“I’m really, really angry. . . . It’s an insult,” said Glynn Alam, a Los Angeles High School English teacher and department chairwoman who rejected the offer. “I have a master’s degree and tons of education and I feel like my professional footing has been pulled out from under me.”

Kindergarten teacher Tamara Roderick Nelson, who accepted the offer, said it feels “kind of like death. You get through the grieving and figure out what steps you need to take to go on.”

And although the non-monetary concessions--including improved health benefits, a retirement bonus and active union involvement in a management audit of the district--were the main reasons many accepted the offer, the despair among teachers abounds.

“I don’t see a whole lot of hope,” said one demoralized teacher who voted to strike. “Until something really big can happen to revamp the district, we’re going to fall right back into the same old pattern.”

For the union, the first test of the district’s resolve to achieve labor peace will be over a management audit of the school system.

As part of the contract, the union will hire its own auditors to shadow the district-hired firm of Arthur Andersen & Co. A majority of the board has said it will use the findings as a guide to improving district operations.

“The real test, though, will be to find ways to move out of the adversarial culture that has plagued this district for so many years,” said school board member Mark Slavkin. He said all the district’s unions need to be more involved in making decisions on budget and other issues and the board “needs to stop feeling so isolated and embattled.”

Times education writer Larry Gordon contributed to this story.

The Brown Settlement

Both sides in the Los Angeles teachers contract dispute have approved Assembly Speaker Willie Brown’s settlement package, which covers a range of issues, from salary and benefits to classroom assignments and notification of student transfers. Some provisions have financial implications, and others may affect future contract talks with other district unions.

Here are three key provisions and how they will affect the district:


Pay cut: Teachers’ pay cut will be reduced from a cumulative 12% to 10% and they will be reimbursed by July for the 2% of the pay taken from their checks since last October.

It will cost $72 million over two years to restore that 2% in pay to the 40,000 employees--including teachers and administrators--in the salary group affected. The $72 million will come from the district’s state-mandated emergency fund.

Impact: With its reserve fund empty, the district will take money from accounts used for textbooks and enrichment activities to set aside for emergencies. This is likely to require a waiver from the State Board of Education or legislation. Some state officials say that emptying the emergency fund could trigger district insolvency proceedings.

Guarantee: If the level of state funding remains the same next year, teachers’ salaries will not be reduced, and any increased revenues will be used to augment their pay.

Impact: Officials estimate that the district will begin the fiscal year in July about $100 million in the hole. If cutting salaries is not an option next year, steeper cuts may be needed in other areas. Brown has promised to use his clout to ensure stable funding for next year.

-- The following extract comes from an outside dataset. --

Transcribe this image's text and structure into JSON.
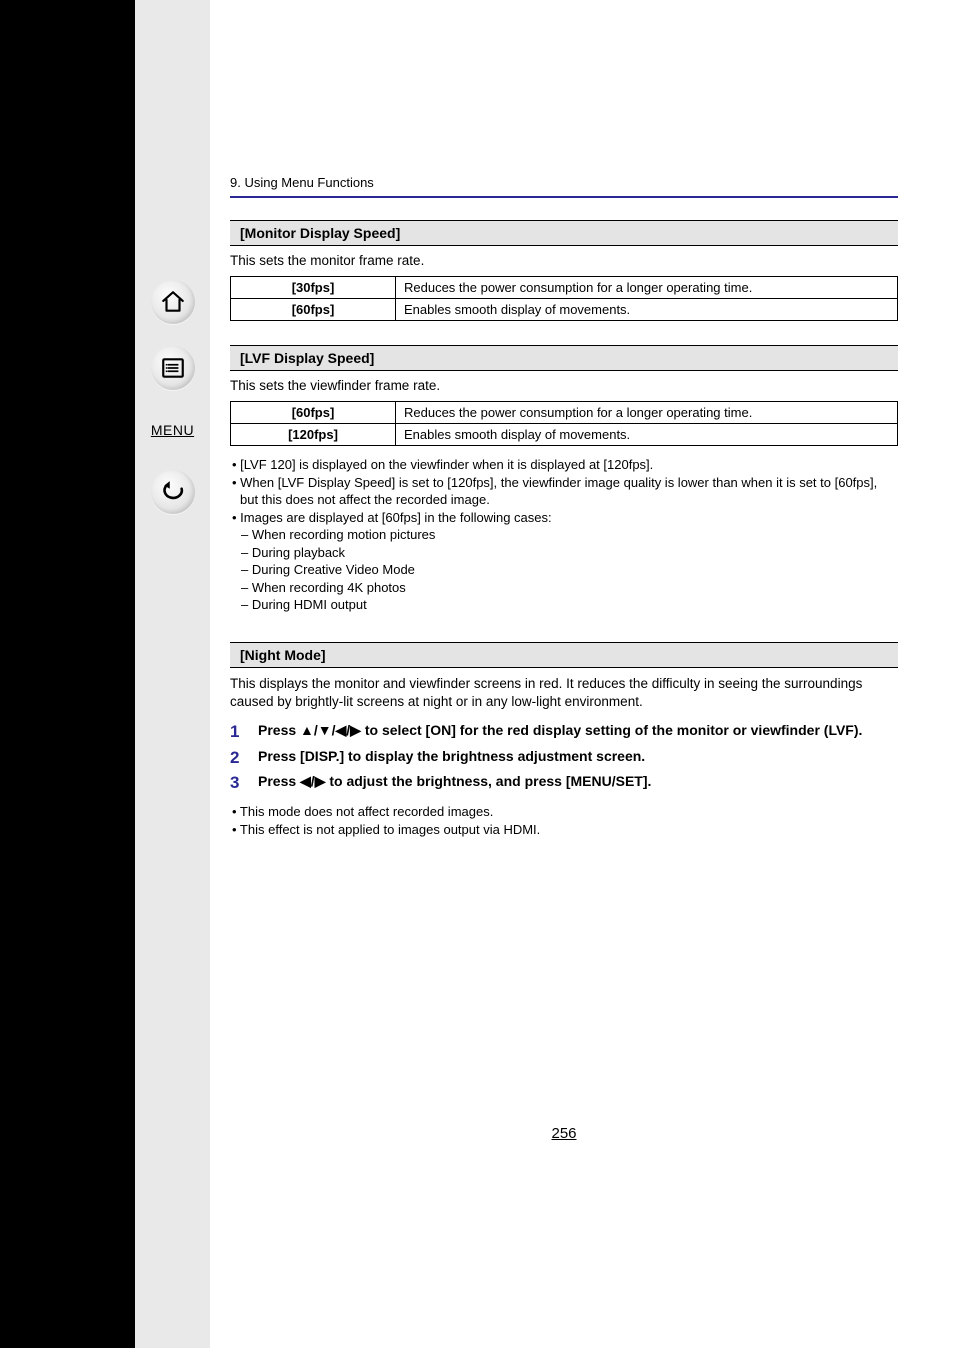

Possible bonus: If the district makes “me-too” agreements with other unions, it must give UTLA members a 10% bonus. The agreements are a promise to match more favorable terms awarded to a union that signs later and are given to encourage unions to settle early in the negotiating process.

Impact: This makes it unlikely that district officials will agree to the protection clauses after 1994.


Increased power: Teachers at each campus will help make decisions on such matters as assignment of classroom aides, access to parking spaces, lunch areas, telephones and restrooms, and selection of program coordinators and deans. Grade level and class assignments will be determined by seniority.

Impact: These moves will reduce the power of principals. Some, such as assigning courses by seniority, would detract from the authority of department chairs. District Supt. Sid Thompson said he has concerns about three of the changes, and Brown may have to rule on these issues. Under the accord, only Brown has the authority to alter the provisions.